You can also explore the canyon floor at Antelope Canyon in Northern Arizona – also known as Corkscrew Canyon – with its mysterious and haunting beauty. Located in the Lake Powell area, you can only explore this vermillion-coloured slot canyon on guided tours. The long narrow canyon walls are composed of sandstone which has been carved by millennia of wind and water into wavy patterns, with slivers of light streaming through the cracks adding an element of ethereal beauty.
When people refer to Antelope Canyon, they usually refer to Upper Antelope Canyon, which is more photogenic thanks to its light beams, falling sands, and very high canyon walls. Lower Antelope Canyon is arguably more fun, with narrow twisting passageways to squeeze – and slide – through and ladders to climb.
Lake Powell is the second-largest artificial lake in the US, and the Gunsight Bay area of the lake contains many canyons and bays, all of which are visually spectacular.
Another monument accessible from the lake is the Rainbow Bridge, one of the world’s (and Northern Arizona) largest known natural bridges, which is revered by the Navajo Indians. A boat trip is a great way to take in this epic scenery.
Located south of Flagstaff within the Coconino National Forest are the iconic red rocks of Sedona – stone formations that jut upwards from the desert floor to create a vivid setting that changes hourly with the light. The area is ripe with trails for hiking and biking (or the odd 4WD) among the forest of pinnacles, spires, buttes and domes.

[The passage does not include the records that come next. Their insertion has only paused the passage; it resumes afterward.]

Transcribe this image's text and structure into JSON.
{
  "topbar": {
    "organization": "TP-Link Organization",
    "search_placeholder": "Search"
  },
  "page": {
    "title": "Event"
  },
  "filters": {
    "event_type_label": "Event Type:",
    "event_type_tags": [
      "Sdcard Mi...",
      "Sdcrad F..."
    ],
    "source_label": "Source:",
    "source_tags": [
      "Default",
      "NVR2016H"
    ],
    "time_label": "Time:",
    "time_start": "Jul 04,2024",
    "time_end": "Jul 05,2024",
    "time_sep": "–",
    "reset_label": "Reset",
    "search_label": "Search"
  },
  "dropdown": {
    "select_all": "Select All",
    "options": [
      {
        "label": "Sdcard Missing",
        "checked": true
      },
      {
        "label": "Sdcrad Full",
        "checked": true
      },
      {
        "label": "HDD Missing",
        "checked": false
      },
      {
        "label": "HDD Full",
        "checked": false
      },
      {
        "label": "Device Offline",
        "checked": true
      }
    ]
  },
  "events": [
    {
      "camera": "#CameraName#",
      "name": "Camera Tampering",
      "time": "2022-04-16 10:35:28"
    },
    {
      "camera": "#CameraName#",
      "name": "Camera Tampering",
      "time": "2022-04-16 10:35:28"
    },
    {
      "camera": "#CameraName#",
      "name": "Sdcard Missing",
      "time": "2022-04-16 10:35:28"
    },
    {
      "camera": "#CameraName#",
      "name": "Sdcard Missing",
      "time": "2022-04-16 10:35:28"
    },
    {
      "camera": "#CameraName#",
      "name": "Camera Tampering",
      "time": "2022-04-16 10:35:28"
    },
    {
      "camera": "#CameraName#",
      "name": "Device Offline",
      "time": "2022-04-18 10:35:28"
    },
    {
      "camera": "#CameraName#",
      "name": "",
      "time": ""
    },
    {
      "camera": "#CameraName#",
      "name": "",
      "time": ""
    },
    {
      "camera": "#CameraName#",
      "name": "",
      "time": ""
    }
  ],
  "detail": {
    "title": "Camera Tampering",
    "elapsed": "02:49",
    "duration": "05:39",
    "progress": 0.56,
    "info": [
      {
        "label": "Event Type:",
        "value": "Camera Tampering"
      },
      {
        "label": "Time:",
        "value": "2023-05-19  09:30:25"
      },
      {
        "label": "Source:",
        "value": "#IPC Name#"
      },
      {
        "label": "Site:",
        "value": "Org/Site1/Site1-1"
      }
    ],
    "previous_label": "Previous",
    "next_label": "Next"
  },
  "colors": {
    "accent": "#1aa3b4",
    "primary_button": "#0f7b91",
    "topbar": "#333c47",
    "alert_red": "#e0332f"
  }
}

One of the most scenic hikes is in Loy Canyon, where sheer vermillion cliffs and buff sandstone form a colourful backdrop for the desert garden on the canyon floor. The trail climbs to a high saddle at the top of Secret Mountain, a mesa with spectacular overlooks.
Sedona is also famous for its vortexes (or vortices) – it’s a “power spot” where people from all over the world have had spiritual and healing experiences.
Canyon De Chelly
Sitting at an elevation of over 1,600m, the comparatively little-known Canyon De Chelley in the heart of Navajo land showcases impressive ancient Native American pueblo ruins built into the steep sandstone canyons, the walls of which display ancient petroglyphs and pictographs. The sandstone walls rise over 300m, with several scenic overlooks. You can hike on the South Rim via a 2-hour round-trip that explores the famous White House Ruin or drive through the canyon on the two main routes.
The towering monolith of Spider Rock rises 245m above the canyon floor and is regarded as the centre of the Navajo universe, making this a sacred place to the Navajo people who still inhabit the valley floor.